++++ RECORDS FOR THIS TASK

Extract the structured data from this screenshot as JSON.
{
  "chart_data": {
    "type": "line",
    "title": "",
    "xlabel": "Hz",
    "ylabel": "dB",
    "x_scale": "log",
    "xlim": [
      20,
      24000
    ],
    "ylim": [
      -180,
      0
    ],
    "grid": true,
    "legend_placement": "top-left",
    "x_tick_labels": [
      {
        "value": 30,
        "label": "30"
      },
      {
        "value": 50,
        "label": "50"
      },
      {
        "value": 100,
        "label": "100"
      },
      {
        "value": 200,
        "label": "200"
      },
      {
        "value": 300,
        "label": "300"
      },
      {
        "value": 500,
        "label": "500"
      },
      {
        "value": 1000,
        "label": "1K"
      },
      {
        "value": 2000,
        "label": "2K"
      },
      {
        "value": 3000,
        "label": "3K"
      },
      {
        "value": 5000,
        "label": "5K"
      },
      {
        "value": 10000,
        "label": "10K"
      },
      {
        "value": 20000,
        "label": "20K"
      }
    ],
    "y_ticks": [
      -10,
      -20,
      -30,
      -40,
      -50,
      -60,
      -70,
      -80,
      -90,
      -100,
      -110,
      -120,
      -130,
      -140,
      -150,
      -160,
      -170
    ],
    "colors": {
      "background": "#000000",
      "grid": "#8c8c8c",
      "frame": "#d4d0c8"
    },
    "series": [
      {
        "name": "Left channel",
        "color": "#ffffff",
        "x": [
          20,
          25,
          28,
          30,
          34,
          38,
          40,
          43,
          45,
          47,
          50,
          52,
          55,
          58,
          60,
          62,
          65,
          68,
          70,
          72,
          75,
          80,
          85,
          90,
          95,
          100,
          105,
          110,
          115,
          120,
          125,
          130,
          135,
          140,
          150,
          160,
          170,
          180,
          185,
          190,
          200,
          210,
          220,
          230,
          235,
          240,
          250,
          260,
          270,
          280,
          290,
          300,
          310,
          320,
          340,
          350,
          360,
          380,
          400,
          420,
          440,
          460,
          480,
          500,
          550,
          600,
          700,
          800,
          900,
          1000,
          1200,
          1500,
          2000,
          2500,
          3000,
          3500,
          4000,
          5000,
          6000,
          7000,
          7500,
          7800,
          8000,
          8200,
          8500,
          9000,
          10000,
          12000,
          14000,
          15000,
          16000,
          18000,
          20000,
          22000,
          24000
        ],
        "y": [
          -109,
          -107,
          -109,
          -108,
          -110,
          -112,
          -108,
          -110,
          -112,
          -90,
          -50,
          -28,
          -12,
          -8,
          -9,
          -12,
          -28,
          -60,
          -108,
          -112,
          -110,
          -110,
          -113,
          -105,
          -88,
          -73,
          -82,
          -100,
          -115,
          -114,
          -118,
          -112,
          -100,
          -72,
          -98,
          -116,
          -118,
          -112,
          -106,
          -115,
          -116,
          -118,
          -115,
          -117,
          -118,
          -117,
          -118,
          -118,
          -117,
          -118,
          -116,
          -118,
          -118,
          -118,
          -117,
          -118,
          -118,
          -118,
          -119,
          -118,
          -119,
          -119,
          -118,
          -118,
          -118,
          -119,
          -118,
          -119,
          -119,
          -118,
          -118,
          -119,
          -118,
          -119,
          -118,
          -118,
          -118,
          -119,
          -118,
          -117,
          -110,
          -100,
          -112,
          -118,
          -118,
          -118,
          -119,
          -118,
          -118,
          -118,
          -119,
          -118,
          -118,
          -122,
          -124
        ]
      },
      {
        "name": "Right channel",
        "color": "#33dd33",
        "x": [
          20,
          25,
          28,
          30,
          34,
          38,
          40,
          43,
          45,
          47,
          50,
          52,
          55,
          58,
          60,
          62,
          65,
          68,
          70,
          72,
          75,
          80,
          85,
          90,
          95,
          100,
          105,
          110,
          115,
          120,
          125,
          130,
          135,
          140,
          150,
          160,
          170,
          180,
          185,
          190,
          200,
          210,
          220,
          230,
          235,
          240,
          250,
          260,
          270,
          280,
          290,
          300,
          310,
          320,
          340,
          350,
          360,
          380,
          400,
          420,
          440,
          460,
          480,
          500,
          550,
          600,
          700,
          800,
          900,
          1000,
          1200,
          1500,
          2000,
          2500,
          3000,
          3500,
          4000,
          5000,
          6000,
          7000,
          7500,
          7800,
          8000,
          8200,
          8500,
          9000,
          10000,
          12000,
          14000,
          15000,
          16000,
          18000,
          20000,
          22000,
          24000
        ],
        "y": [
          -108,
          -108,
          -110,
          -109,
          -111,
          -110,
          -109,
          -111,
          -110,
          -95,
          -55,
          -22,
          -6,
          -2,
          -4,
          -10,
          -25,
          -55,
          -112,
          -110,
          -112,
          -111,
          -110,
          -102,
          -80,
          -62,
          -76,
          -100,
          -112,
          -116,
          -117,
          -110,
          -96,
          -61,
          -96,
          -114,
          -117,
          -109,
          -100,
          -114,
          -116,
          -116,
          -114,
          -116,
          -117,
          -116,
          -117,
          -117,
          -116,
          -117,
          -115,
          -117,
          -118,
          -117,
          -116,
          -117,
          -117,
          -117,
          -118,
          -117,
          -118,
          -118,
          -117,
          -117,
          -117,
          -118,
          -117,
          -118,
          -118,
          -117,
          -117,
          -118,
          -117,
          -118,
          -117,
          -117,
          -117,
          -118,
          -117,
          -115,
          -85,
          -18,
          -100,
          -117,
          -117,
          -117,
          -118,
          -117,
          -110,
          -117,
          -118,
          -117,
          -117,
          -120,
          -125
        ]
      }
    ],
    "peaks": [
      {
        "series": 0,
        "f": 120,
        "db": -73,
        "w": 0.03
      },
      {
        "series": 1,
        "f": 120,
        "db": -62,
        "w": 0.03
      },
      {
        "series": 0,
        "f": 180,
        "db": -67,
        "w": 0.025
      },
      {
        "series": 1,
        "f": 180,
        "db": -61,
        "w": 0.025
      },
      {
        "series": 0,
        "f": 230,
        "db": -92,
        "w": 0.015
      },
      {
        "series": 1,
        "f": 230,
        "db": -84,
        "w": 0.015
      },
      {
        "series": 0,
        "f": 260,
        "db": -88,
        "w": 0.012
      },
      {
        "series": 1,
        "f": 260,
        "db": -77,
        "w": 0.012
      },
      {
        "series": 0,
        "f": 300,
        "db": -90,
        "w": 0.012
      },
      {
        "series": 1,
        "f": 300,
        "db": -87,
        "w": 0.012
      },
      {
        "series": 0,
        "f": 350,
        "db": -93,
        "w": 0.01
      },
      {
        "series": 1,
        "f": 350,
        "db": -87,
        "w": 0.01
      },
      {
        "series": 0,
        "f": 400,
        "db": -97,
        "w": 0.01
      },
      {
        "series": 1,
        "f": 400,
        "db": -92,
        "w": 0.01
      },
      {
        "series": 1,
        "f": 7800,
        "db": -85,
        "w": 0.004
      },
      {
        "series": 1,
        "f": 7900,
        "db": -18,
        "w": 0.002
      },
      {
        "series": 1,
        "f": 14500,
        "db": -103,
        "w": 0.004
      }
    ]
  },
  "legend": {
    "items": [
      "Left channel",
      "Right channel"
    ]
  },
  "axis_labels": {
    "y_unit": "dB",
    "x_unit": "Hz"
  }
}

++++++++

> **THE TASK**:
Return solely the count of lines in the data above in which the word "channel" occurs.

> **ANSWER BOX**:
4